* **AIM OF THE TASK**:
Could you retype every line of the data underneath without altering anything?

* **RECORDS SUPPLIED**:
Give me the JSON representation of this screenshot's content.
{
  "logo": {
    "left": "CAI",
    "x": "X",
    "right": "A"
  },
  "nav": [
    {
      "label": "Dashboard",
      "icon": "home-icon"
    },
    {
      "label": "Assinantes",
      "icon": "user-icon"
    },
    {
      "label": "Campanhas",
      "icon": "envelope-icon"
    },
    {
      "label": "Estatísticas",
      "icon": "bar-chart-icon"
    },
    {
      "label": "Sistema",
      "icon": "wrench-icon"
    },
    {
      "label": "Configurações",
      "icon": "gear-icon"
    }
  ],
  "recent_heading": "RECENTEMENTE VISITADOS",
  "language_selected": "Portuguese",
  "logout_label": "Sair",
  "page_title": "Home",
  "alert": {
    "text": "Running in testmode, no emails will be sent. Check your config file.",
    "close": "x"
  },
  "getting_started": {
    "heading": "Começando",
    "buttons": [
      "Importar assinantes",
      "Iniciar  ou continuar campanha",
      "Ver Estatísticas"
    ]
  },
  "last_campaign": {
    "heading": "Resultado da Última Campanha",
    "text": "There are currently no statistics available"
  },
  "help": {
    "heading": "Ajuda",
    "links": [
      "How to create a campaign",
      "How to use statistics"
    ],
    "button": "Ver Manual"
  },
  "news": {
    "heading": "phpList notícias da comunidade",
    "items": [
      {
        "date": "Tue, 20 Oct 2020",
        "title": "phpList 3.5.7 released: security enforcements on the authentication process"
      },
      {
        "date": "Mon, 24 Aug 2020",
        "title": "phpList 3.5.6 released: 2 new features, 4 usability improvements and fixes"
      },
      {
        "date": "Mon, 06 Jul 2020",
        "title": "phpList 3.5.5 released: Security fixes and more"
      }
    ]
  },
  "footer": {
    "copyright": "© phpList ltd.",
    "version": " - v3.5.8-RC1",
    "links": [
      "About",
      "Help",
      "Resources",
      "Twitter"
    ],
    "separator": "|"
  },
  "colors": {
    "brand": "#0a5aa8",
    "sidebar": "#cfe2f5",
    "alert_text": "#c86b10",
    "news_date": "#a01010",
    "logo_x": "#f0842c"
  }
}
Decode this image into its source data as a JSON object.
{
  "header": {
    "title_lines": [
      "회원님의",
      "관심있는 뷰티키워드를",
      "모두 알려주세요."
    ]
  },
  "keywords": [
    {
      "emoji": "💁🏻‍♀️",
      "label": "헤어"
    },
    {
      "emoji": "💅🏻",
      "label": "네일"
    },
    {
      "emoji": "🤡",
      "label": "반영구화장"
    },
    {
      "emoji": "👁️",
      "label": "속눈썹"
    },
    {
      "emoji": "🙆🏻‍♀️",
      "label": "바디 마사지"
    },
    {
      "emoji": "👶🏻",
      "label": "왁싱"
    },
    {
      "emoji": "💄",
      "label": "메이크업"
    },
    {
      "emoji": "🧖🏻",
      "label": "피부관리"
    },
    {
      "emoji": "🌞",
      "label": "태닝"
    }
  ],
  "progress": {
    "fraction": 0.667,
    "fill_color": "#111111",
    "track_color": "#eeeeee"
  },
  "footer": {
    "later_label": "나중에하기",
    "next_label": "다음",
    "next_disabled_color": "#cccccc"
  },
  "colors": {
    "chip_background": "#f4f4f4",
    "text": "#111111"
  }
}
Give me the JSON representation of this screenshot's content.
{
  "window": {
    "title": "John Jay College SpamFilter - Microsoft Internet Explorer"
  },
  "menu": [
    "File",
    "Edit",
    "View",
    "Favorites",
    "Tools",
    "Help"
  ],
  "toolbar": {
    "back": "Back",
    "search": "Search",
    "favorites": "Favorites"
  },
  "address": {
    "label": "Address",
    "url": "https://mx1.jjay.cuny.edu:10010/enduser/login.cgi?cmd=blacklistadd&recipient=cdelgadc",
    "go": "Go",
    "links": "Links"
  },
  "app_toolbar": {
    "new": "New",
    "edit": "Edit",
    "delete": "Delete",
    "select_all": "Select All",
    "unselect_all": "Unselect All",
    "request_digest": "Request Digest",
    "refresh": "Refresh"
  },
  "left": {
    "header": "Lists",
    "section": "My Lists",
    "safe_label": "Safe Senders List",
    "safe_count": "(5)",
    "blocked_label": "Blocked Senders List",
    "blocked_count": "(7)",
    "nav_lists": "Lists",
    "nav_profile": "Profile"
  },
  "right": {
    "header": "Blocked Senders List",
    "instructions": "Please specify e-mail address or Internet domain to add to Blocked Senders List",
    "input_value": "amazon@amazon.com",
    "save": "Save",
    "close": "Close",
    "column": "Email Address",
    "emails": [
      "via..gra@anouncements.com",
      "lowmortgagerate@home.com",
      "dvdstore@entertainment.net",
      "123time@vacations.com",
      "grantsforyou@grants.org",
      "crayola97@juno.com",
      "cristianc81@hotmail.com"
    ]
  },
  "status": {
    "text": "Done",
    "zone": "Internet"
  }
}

* **WRITTEN SOLUTION**:
Give me the JSON representation of this screenshot's content.
{
  "logo": {
    "left": "CAI",
    "x": "X",
    "right": "A"
  },
  "nav": [
    {
      "label": "Dashboard",
      "icon": "home-icon"
    },
    {
      "label": "Assinantes",
      "icon": "user-icon"
    },
    {
      "label": "Campanhas",
      "icon": "envelope-icon"
    },
    {
      "label": "Estatísticas",
      "icon": "bar-chart-icon"
    },
    {
      "label": "Sistema",
      "icon": "wrench-icon"
    },
    {
      "label": "Configurações",
      "icon": "gear-icon"
    }
  ],
  "recent_heading": "RECENTEMENTE VISITADOS",
  "language_selected": "Portuguese",
  "logout_label": "Sair",
  "page_title": "Home",
  "alert": {
    "text": "Running in testmode, no emails will be sent. Check your config file.",
    "close": "x"
  },
  "getting_started": {
    "heading": "Começando",
    "buttons": [
      "Importar assinantes",
      "Iniciar  ou continuar campanha",
      "Ver Estatísticas"
    ]
  },
  "last_campaign": {
    "heading": "Resultado da Última Campanha",
    "text": "There are currently no statistics available"
  },
  "help": {
    "heading": "Ajuda",
    "links": [
      "How to create a campaign",
      "How to use statistics"
    ],
    "button": "Ver Manual"
  },
  "news": {
    "heading": "phpList notícias da comunidade",
    "items": [
      {
        "date": "Tue, 20 Oct 2020",
        "title": "phpList 3.5.7 released: security enforcements on the authentication process"
      },
      {
        "date": "Mon, 24 Aug 2020",
        "title": "phpList 3.5.6 released: 2 new features, 4 usability improvements and fixes"
      },
      {
        "date": "Mon, 06 Jul 2020",
        "title": "phpList 3.5.5 released: Security fixes and more"
      }
    ]
  },
  "footer": {
    "copyright": "© phpList ltd.",
    "version": " - v3.5.8-RC1",
    "links": [
      "About",
      "Help",
      "Resources",
      "Twitter"
    ],
    "separator": "|"
  },
  "colors": {
    "brand": "#0a5aa8",
    "sidebar": "#cfe2f5",
    "alert_text": "#c86b10",
    "news_date": "#a01010",
    "logo_x": "#f0842c"
  }
}
Decode this image into its source data as a JSON object.
{
  "header": {
    "title_lines": [
      "회원님의",
      "관심있는 뷰티키워드를",
      "모두 알려주세요."
    ]
  },
  "keywords": [
    {
      "emoji": "💁🏻‍♀️",
      "label": "헤어"
    },
    {
      "emoji": "💅🏻",
      "label": "네일"
    },
    {
      "emoji": "🤡",
      "label": "반영구화장"
    },
    {
      "emoji": "👁️",
      "label": "속눈썹"
    },
    {
      "emoji": "🙆🏻‍♀️",
      "label": "바디 마사지"
    },
    {
      "emoji": "👶🏻",
      "label": "왁싱"
    },
    {
      "emoji": "💄",
      "label": "메이크업"
    },
    {
      "emoji": "🧖🏻",
      "label": "피부관리"
    },
    {
      "emoji": "🌞",
      "label": "태닝"
    }
  ],
  "progress": {
    "fraction": 0.667,
    "fill_color": "#111111",
    "track_color": "#eeeeee"
  },
  "footer": {
    "later_label": "나중에하기",
    "next_label": "다음",
    "next_disabled_color": "#cccccc"
  },
  "colors": {
    "chip_background": "#f4f4f4",
    "text": "#111111"
  }
}
Give me the JSON representation of this screenshot's content.
{
  "window": {
    "title": "John Jay College SpamFilter - Microsoft Internet Explorer"
  },
  "menu": [
    "File",
    "Edit",
    "View",
    "Favorites",
    "Tools",
    "Help"
  ],
  "toolbar": {
    "back": "Back",
    "search": "Search",
    "favorites": "Favorites"
  },
  "address": {
    "label": "Address",
    "url": "https://mx1.jjay.cuny.edu:10010/enduser/login.cgi?cmd=blacklistadd&recipient=cdelgadc",
    "go": "Go",
    "links": "Links"
  },
  "app_toolbar": {
    "new": "New",
    "edit": "Edit",
    "delete": "Delete",
    "select_all": "Select All",
    "unselect_all": "Unselect All",
    "request_digest": "Request Digest",
    "refresh": "Refresh"
  },
  "left": {
    "header": "Lists",
    "section": "My Lists",
    "safe_label": "Safe Senders List",
    "safe_count": "(5)",
    "blocked_label": "Blocked Senders List",
    "blocked_count": "(7)",
    "nav_lists": "Lists",
    "nav_profile": "Profile"
  },
  "right": {
    "header": "Blocked Senders List",
    "instructions": "Please specify e-mail address or Internet domain to add to Blocked Senders List",
    "input_value": "amazon@amazon.com",
    "save": "Save",
    "close": "Close",
    "column": "Email Address",
    "emails": [
      "via..gra@anouncements.com",
      "lowmortgagerate@home.com",
      "dvdstore@entertainment.net",
      "123time@vacations.com",
      "grantsforyou@grants.org",
      "crayola97@juno.com",
      "cristianc81@hotmail.com"
    ]
  },
  "status": {
    "text": "Done",
    "zone": "Internet"
  }
}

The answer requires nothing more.